Dialing For Dollars: Credit-Card Smartphones Pose New Risks
UPDATE: On Thursday, May 26, Google announced "Google Wallet," which gives smartphones the ability to pay for purchases in stores, like credit cards. But there are dangers involved with this technology. Here's a story we ran in February about the security risks of near-field communications (NFC) smartphones.
The possibility of having a cell phone hacked doesn't create much anxiety, if all that's compromised are your Facebook friends and some salacious photos and inappropriate text messages.
Yet if that same phone were also a digital wallet and an electronic credit card , you could be out a whole lot of money. Experts worry that that's what we're heading for as the next generation of handsets enables you to pay by phone.
"The technology is new, so it's not entirely clear what the security ramifications will be," says Kevin Mahaffey, co-founder and chief technology officer of San Francisco-based Lookout Mobile Security. "But there are real businesses being built out there designed to attack software like this. It's not kids in their garages."
Are smartphones smart enough to be credit cards, and perhaps even more?
Smartphones are already commonly used to manage some financial tasks, such as online banking . But companies such as Google, Apple, Samsung and Nokia aim to cut out credit cards and cash entirely by making phones that can handle in-store purchases.
Such wallet phones are common in parts of Asia. Security analysts believe their arrival in the U.S. market, expected in the next few years, could open up new avenues for fraud.
Right now, there are two leading ways a phone can interact with a cash register.
In January, Starbucks launched the Starbucks Card Mobile App, which lets U.S. customers pay for coffee and other in-store items with iPhones or BlackBerry smartphones. The app generates a barcode that can be read by a cash register's scanner. Funds are deducted straight from a Starbucks account, replenished via credit card or PayPal.
The dominant pay-by-phone technology, however, is likely to be near-field communication (NFC). A special chip built into the phone uses short-range wireless signals to send credit or debit card information directly to compatible check-out terminals or, in one trial program, hotel guest-room locks.
Google's Nexus S phone, on the market since December, is one of the first NFC-enabled phones to be widely available in the U.S. Nokia has pledged to make all its upcoming phones compatible with forthcoming NFC standards.
The biggest breakthrough for NFC may come later this year. Apple's next-generation iPhone 5 will have an NFC chip built in, according to rumors.

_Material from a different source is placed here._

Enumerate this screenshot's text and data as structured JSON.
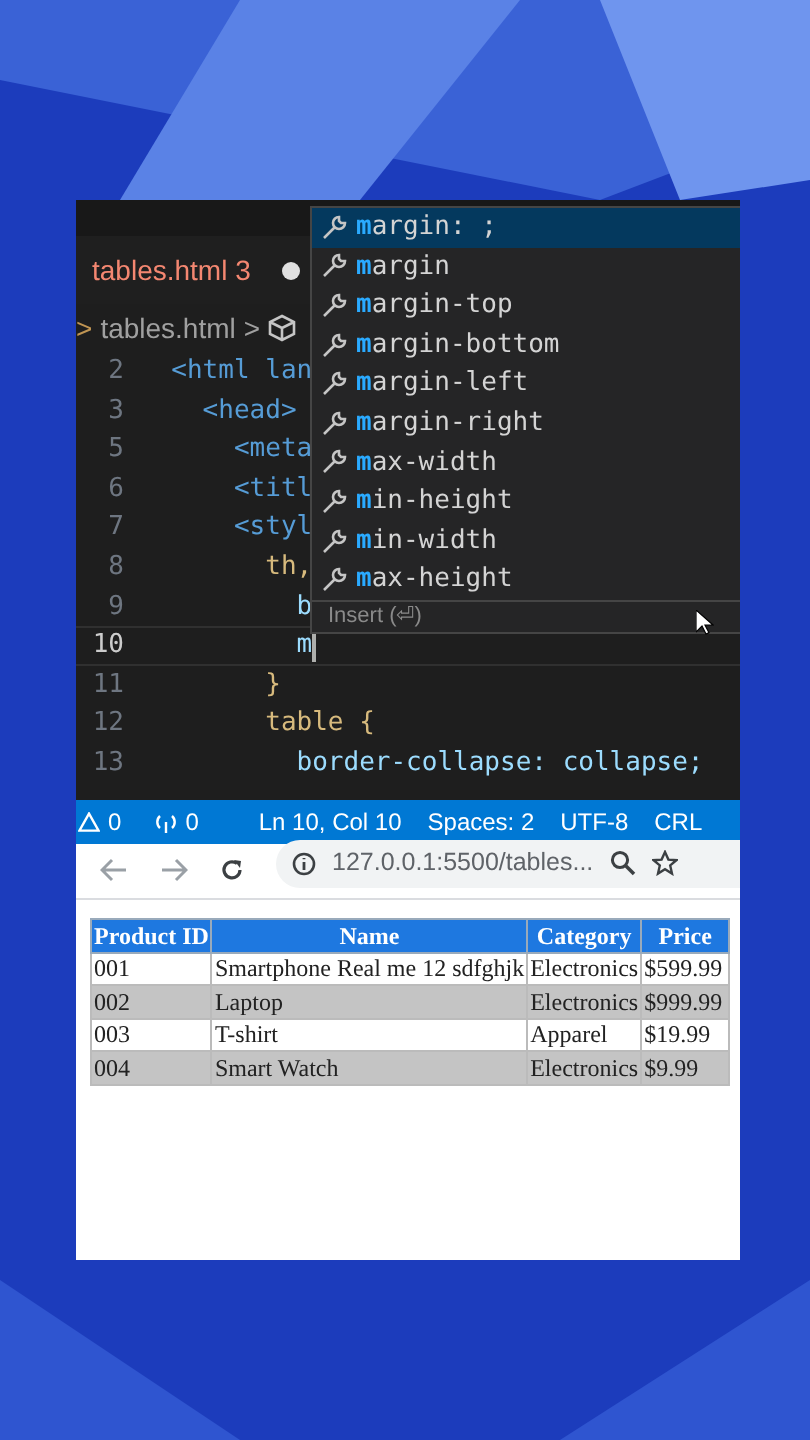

Mahaffey points out that the extra chip required for NFC on top of the cellular, Wi-Fi, Bluetooth and GPS chips -- adds a layer that could offer opportunities for hackers.
Security researchers have already demonstrated how a version of the Jailbreakme.com exploit for iPhones can be used to secretly install a rootkit and then tap into debit- and credit-card transactions. There are also some rare cases of user data being stolen via unauthorized apps.
To attack NFC transactions, however, hackers will have to use more sophisticated techniques. Mahaffey believes that once serious amounts of money begin to flow through these transactions, it will attract the attention of organized cyberthieves.
There's the so-called man-in-the-middle attack, Mahaffey explains. In such a case, someone with an NFC reader would stand near the victim during a transaction and simply relay communications back and forth to the targeted terminal.
Some forms of authentication protocols can prevent such an attack, but it raises new security issues.
"The NFC part has to worry about smartphone issues, and smartphones have to now worry about NFC issues," Mahaffey said.
As phones become ever-more complex hand-held computers, that means increased opportunities for vulnerabilities and security holes.
Furthermore, whereas in a corporate or enterprise environment an IT department can push out software updates, it can be difficult to patch problems on millions of individually registered consumer phones.
On the other hand, when credit card fraud occurs now, the victim has to report the breach, and then wait several days until a new card arrives.
In the future, eliminating the threat may be as easy as updating a phone's software.